Michael Link, we have to leave it there. Thank you so much for coming in this morning -- appreciate it.
LINK: Thank you.
MARQUARDT: All right. Well, this morning, the Pentagon is denying providing specific targeting information to Ukraine in order to help them sink Russia's pride warship, the Moskva -- the flagship of the Black Sea fleet. Ahead, we're going to be joined by Pentagon press secretary John Kirby.
KEILAR: And later, the frantic man -- the frantic hunt for a dangerous murder suspect and the officer who allegedly helped him escape. Authorities hope some new images of how they might look now will help reel them in.
KEILAR: A veteran Florida police officer is breaking down barriers by helping kids create positive relationships with law enforcement. CNN's Carlos Suarez with more.
CARLOS SUAREZ, CNN MIAMI CORRESPONDENT (voice-over): To spend a few minutes with Sgt. Danny Pacheco is to appreciate the singular role he's played in the lives of immigrant and Black kids.
SGT. DANNY PACHECO JR., DELRAY BEACH POLICE DEPARTMENT: We've got communities -- Haitian communities, Latino. We've got African- Americans.
SUAREZ (voice-over): A 20-year veteran of the Delray Beach Police Department, Sgt. Pacheco knows the people he protects -- their fears, their challenges, and their aspirations.
PACHECO: We need to develop new techniques or a new approach. How to connect with the community. How to build these partnerships. And youth -- the youth is the future of our country.
Doing this is not a pass.
SUAREZ (voice-over): Last August, Sgt. Pacheco's started the Delray Kicks, a soccer team --
PACHECO: Good job. SUAREZ (voice-over): -- that began with nine players and now has a roster over 40 --
PACHECO: That was great. Good job.
SUAREZ (voice-over): -- and a coaching staff made up of fellow officers.
SUAREZ (on camera): Was there a great reaction to it? Was it slow? What was it like?
PACHECO: At the beginning, it was sort of slow. There was a certain, you know, fear factor, I will say, that the kids were not too thrilled or happy to see a police officer wanted to teach them soccer.
SUAREZ (voice-over): That fear has given way to a shared identity. Twelve-year-old Rubeli Perez is from Guatemala and said he plays in another soccer league in town but feels more at home with Coach Pacheco and his teammates.
RUBELI PEREZ, SOCCER PLAYER: I get good with them. Like, I -- they are my friends and we speak the same language.
SUAREZ (on camera): As someone who came to this country thinking some of the very same questions they had, does it make it a little bit easier when you can tell them I went through the very same thing?
PACHECO: I share my stories very often to tell them that I came here 28 to 29 years ago with $100 in my pocket, with no education. And I said that the American dream -- it's possible. You can do it.

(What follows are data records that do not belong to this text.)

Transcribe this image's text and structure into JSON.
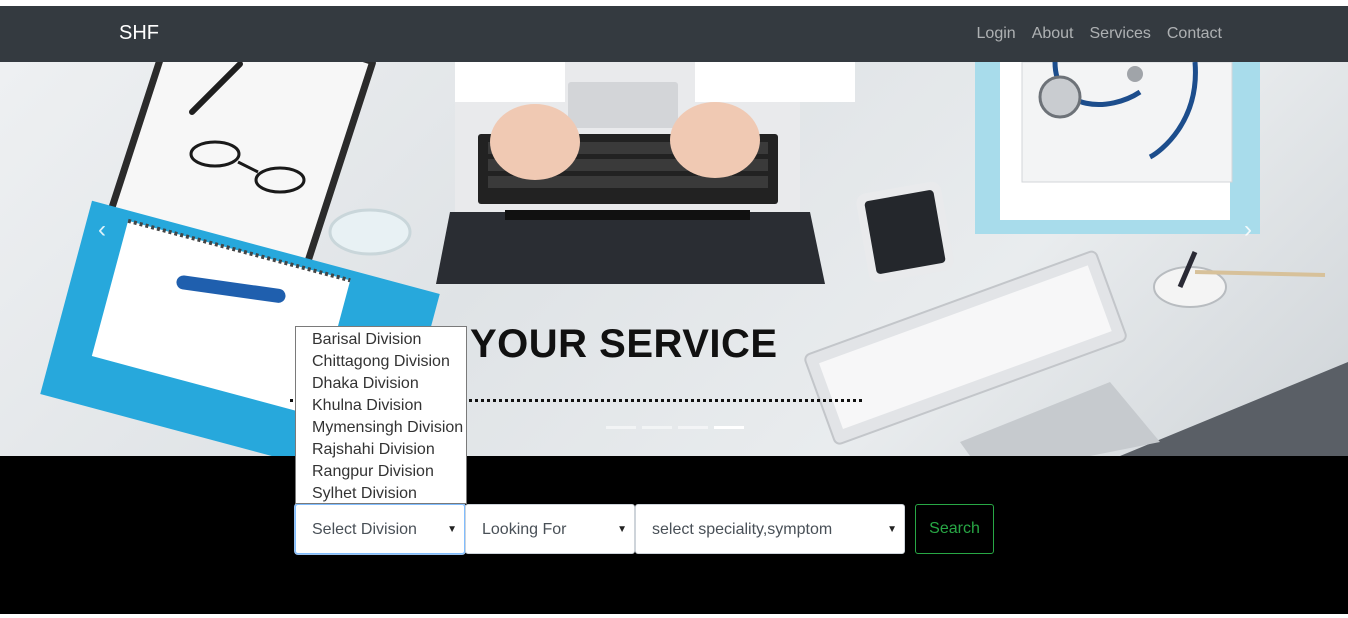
{
  "navbar": {
    "brand": "SHF",
    "links": [
      "Login",
      "About",
      "Services",
      "Contact"
    ]
  },
  "hero": {
    "title": "YOUR SERVICE",
    "carousel_prev_icon": "chevron-left-icon",
    "carousel_next_icon": "chevron-right-icon",
    "slides_count": 4,
    "active_slide": 4
  },
  "search": {
    "division": {
      "selected": "Select Division",
      "options": [
        "Barisal Division",
        "Chittagong Division",
        "Dhaka Division",
        "Khulna Division",
        "Mymensingh Division",
        "Rajshahi Division",
        "Rangpur Division",
        "Sylhet Division"
      ]
    },
    "looking_for": {
      "selected": "Looking For"
    },
    "speciality": {
      "selected": "select speciality,symptom"
    },
    "button_label": "Search"
  },
  "colors": {
    "navbar_bg": "#343a40",
    "band_bg": "#000000",
    "search_button": "#28a745"
  }
}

SUAREZ (voice-over): That lived experience also provides hope to parents. Sgt. Pacheco said it gives families a chance to take part in something they might feel is beyond their reach and means.
PACHECO: Every so often, we will see kids -- that they don't have soccer shoes or they don't have the right equipment. So, the coaches here, including myself -- we work to get some money to purchase shoes for them and to purchase shorts and socks.

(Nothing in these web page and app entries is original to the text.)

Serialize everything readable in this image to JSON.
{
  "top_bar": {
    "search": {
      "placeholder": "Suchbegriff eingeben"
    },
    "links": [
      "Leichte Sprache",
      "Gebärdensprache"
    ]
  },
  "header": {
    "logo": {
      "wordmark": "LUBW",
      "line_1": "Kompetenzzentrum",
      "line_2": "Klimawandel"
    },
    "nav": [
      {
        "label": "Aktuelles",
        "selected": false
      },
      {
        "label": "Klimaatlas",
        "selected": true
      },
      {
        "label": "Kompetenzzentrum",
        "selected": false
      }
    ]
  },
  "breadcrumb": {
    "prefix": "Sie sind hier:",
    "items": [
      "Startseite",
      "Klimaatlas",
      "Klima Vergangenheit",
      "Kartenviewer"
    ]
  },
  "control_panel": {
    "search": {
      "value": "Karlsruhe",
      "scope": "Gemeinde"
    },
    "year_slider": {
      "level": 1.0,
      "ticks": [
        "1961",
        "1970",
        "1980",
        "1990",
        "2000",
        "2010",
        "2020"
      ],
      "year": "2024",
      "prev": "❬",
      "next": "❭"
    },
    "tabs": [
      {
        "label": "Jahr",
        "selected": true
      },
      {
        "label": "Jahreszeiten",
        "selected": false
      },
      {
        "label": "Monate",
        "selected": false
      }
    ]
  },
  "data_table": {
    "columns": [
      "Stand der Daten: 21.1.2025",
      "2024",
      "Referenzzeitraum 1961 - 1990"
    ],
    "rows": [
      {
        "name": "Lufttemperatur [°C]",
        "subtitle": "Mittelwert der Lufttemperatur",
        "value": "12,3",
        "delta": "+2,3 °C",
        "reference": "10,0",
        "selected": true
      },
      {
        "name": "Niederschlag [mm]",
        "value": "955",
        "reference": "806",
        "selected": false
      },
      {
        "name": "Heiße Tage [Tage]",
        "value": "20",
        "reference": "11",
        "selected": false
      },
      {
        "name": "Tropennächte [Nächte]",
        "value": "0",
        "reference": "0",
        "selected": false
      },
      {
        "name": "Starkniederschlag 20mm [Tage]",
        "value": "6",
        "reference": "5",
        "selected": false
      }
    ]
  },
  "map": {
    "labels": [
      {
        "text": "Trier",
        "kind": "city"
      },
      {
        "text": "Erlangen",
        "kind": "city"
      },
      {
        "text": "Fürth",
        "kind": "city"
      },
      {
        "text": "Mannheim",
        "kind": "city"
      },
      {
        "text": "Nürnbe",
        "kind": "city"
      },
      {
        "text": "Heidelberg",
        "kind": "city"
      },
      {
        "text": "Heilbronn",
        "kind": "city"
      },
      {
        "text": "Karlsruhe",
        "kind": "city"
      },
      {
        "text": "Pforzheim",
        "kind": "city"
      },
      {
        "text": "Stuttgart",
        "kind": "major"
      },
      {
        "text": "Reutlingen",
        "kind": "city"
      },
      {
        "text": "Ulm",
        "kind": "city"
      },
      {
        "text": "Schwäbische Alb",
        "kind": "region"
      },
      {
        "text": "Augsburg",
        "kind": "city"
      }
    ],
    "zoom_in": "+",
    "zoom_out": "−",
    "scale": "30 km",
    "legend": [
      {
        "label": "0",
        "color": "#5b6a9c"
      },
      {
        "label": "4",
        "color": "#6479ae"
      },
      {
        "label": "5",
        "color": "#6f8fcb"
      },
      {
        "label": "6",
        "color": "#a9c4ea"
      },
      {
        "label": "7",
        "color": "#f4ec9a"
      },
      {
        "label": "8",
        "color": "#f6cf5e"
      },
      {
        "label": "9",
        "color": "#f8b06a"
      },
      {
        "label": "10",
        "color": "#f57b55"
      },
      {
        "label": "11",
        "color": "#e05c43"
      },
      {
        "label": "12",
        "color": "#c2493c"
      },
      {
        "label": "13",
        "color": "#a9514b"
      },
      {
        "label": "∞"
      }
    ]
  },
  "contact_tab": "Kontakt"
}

EMANUEL HERNANDEZ, SOCCER PLAYER: He's a great coach and he's really amazing. He started all of this.
PACHECO: Toss it back.

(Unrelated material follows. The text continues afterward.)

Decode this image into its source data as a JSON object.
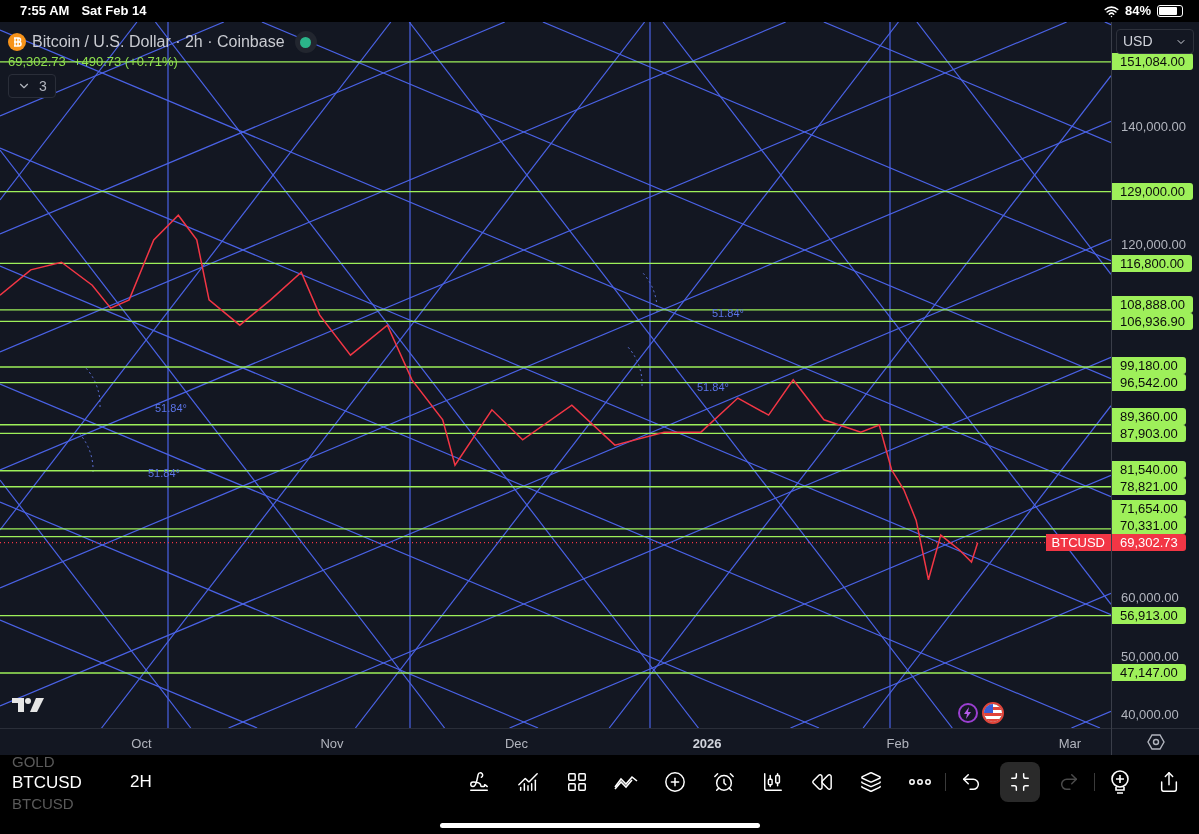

SUAREZ (voice-over): Sgt. Pacheco is a year away from retirement and with a record of 18-2 he thinks the team has plenty to learn from the game he grew up loving in Peru.
SUAREZ (on camera): Do you still do this when you're done?
PACHECO: If they allow me to I would love to do it. This is to be continued for sure.
SUAREZ (voice-over): Carlos Suarez, CNN, Delray Beach, Florida.
KEILAR: And NEW DAY continues right now.
Good morning to viewers here in the U.S. and around the world. It is Friday, May 6, and I'm Brianna Keilar with Alex Marquardt here in Washington.
MARQUARDT: Great to be back with you. Thanks for having me.
KEILAR: Great to have you here. John Berman is off.
And this morning, growing concerns about what role the United States might have played in a major blow to the Russian military in Ukraine. Sources tell CNN the U.S. provided intel that helped Ukraine sink that flagship of the Russian Navy, the Moskva.